Mr. MacColl said of the abortion protester: “She would, I suspect, count herself a lover of life, a lover of the unborn, a lover of God. And yet she spoke in harshness, hatred and frightened a little child.”
Mr. MacColl quoted the theologian Reinhold Niebuhr: ” ‘Sometimes the worst evil is done by good people who do not know that they are not good.’ ”
The crowd murmured its assent.
Then Mr. MacColl challenged them. “The trouble is, I find myself reflected in that woman,” he said. “Because I can get trapped in self-righteousness and paint those who oppose me in dark colors they do not deserve. Is that, at times, true of you, as well?”
This time, people were silent.
He makes a good point. It is easy to demonize those who disagree with you, particularly when they’re just as passionate as you are.
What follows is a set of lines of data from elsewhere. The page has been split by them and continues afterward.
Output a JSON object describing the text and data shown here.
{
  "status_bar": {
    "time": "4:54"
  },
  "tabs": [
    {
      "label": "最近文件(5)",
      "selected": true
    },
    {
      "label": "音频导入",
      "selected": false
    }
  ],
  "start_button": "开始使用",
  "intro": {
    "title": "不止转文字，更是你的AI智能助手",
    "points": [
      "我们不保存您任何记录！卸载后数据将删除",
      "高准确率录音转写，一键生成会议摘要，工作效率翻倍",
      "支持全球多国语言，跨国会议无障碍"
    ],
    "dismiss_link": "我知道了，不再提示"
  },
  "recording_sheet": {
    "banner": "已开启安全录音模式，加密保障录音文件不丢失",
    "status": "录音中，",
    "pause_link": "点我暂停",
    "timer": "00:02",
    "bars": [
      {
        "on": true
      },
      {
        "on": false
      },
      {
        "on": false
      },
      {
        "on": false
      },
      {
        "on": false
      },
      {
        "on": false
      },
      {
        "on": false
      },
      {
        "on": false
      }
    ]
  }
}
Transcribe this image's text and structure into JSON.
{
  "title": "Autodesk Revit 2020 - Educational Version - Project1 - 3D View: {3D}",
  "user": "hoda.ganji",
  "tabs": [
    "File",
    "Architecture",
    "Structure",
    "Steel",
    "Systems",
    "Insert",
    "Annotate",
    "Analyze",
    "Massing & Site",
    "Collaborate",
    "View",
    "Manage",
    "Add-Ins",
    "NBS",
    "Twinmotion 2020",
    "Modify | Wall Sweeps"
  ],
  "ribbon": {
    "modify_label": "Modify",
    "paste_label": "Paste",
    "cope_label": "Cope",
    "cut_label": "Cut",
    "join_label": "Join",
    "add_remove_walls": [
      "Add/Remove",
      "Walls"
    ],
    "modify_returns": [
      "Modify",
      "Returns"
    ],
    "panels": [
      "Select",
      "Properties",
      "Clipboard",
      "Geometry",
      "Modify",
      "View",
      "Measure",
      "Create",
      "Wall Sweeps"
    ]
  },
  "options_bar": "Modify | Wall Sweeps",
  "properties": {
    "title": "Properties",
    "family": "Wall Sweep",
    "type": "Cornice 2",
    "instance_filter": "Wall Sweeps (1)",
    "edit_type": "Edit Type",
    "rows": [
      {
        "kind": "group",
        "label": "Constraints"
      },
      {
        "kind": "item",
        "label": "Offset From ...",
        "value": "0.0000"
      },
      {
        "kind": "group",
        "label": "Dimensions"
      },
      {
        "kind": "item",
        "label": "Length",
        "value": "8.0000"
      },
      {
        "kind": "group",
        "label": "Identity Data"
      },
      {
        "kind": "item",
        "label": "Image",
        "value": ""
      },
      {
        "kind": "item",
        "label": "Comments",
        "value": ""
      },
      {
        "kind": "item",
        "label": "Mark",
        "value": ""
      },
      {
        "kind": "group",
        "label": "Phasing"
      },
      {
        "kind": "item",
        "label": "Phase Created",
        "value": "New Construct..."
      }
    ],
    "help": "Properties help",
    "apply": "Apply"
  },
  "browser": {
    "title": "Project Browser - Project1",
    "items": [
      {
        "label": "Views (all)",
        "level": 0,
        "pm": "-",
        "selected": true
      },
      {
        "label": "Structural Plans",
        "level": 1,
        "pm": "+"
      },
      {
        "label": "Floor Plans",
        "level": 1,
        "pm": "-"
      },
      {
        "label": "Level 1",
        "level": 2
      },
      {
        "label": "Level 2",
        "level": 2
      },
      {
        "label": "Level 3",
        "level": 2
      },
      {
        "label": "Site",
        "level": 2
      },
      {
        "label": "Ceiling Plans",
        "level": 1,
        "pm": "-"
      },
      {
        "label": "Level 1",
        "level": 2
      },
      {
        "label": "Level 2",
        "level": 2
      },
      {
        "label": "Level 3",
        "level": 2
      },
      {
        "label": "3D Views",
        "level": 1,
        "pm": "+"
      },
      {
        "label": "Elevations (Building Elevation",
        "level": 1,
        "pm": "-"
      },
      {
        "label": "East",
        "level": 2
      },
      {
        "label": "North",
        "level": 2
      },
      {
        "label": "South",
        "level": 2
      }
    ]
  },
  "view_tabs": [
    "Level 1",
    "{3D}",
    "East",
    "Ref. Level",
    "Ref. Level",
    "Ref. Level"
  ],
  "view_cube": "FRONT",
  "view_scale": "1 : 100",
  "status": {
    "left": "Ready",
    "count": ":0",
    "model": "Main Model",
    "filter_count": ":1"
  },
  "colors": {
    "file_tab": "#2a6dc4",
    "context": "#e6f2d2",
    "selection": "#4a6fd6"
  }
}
The difference, of course, is that a passion for limiting rights and oppressing an entire segment of the population tends to be a less salient argument than fighting for basic human rights and individual autonomy.
“The more we are able to cultivate the capacity in every person — women and men — to make informed ethical judgments both in ourselves and our society, the more we are coming into relationship with the transcendent, with God,” said the Rev. Susan Thistlethwaite, president of Chicago Theological Seminary.
“Human existence as a materialistic quest for power and dominance, a crass manipulation of fear and intolerance for political gain, drives us apart both from one another and from God,” she said. “For what does it profit you to gain the whole world and lose your soul?”
UPDATE: Allow me to clarify a minor point. I wrote about this because I thought it was interesting, not because I think that religious beliefs should at all influence legal standards. They shouldn’t. That should be obvious enough from everything I’ve ever written here.
And, not to criticize anyone in particular, but I’m quickly tiring of the legal strawman that is too often propped up in response to any assertion or observation. If I say, “I think it’s really abhorrent that Neil Boortz said that Rep. McKinney looks like a ‘ghetto slut;‘ if you support him by listening to his show, now might be a good time to stop,” it doesn’t mean that I’m trying to legally infringe on Neil Boortz’s legal right to free speech (and I’m not the government, so, you know, that would be tough for me to do either way). And if I say that religious people have had, and continue to have, an influence on abortion rights, it doesn’t mean that I think religion should dictate law on abortion. Ok, bitch over.